Centrifuges are used for the mechanical separation of mixtures (sludge, sediments) consisting of a solid and a liquid phase in many industries: food, textile, ore mining, and many others, as well as in wastewater treatment plants.
A decanter centrifuge refers to a centrifugal apparatus used to separate media consisting of a solid and a liquid phase with different densities into separate fractions. A centrifuge consists of a conical-cylindrical drum, a screw inside the drum, a supply pipe, a drive system, bearing mechanisms, polymer dosing unit, a housing and a frame. Centrifuges are continuous-action devices.

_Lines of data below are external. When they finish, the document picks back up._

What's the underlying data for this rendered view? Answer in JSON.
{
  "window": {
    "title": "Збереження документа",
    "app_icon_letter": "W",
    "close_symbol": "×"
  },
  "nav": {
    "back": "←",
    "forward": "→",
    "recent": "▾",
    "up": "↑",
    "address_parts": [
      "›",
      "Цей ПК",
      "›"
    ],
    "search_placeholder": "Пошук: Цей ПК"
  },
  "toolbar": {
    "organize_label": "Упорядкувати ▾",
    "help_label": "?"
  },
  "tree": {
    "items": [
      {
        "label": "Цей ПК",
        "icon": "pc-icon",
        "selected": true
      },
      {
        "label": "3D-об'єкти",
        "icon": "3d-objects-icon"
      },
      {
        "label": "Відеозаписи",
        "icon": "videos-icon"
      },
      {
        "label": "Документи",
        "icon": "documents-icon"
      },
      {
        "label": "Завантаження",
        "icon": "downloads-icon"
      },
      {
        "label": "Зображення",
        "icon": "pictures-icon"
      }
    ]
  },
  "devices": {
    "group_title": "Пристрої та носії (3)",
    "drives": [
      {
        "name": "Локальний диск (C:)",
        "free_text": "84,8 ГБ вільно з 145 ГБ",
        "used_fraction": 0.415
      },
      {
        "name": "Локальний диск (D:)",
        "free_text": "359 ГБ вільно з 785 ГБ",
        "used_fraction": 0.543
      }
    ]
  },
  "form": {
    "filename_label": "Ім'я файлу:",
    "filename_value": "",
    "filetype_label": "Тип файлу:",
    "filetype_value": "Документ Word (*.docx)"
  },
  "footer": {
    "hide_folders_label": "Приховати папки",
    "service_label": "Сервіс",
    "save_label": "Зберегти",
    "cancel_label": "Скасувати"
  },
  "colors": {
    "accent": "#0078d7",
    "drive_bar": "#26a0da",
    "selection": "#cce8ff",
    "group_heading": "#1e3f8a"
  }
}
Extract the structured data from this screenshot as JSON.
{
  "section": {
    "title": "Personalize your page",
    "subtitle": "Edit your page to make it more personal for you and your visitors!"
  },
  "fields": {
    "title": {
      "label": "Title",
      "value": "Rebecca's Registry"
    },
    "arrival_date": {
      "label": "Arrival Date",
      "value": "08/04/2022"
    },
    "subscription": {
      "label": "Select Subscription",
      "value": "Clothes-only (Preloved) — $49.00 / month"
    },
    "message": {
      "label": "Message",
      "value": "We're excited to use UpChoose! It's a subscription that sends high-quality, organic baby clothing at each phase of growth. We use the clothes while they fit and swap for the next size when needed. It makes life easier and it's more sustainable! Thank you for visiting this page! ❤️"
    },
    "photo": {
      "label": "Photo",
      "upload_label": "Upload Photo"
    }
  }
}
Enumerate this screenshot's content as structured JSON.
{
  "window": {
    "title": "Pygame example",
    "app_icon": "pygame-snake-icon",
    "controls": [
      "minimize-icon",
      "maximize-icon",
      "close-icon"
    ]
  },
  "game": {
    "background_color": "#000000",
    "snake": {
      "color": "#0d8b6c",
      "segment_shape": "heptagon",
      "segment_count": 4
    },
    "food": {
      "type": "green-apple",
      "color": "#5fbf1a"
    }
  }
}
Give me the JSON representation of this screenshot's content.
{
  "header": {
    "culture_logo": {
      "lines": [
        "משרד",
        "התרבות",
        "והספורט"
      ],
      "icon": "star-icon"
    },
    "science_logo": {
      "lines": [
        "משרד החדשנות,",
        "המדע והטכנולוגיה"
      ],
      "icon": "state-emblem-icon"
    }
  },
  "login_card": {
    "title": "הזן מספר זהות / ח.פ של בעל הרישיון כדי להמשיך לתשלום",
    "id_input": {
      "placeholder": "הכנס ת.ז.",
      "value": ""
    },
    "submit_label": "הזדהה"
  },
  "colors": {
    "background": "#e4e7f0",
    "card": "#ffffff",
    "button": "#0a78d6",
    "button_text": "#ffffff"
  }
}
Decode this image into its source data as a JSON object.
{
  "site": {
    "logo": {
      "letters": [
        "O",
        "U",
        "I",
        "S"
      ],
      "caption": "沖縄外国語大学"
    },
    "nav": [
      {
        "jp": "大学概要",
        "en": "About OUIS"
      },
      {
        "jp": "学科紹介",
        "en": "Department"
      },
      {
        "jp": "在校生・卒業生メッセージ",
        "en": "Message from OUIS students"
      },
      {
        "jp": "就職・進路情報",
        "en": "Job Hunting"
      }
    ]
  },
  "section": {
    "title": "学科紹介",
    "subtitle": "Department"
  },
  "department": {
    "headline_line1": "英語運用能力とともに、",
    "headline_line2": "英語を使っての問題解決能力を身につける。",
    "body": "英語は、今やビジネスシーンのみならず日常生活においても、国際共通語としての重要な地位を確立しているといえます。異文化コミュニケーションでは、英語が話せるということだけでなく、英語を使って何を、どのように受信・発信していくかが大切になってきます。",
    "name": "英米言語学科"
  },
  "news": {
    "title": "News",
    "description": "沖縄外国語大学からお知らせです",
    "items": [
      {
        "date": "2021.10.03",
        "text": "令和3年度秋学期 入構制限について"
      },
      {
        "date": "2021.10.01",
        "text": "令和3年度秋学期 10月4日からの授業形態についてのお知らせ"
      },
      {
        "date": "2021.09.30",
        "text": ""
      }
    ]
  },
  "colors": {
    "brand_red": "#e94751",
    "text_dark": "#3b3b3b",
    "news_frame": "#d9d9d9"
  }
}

The decanter centrifuges deposit solid particles with a density greater than the that of the liquid phase by the centrifugal force on the inner wall of a cylindrical (or cylindrical-conical) rotor, with settling heavier particles first and then lighter ones. The settled particles are transported by the screw to the discharge opening. To move the settled sediment particles, the screw rotates at a speed greater or less than the speed of the rotor. The effluent merges through the drainage openings in the rotor. Varying the diameter of the drain holes allows changing the quality of the effluent and the humidity of the dehydrated sediment. Centrifuges can achieve high rates of sludge dewatering with and without flocculant, which significantly expands their scope of application.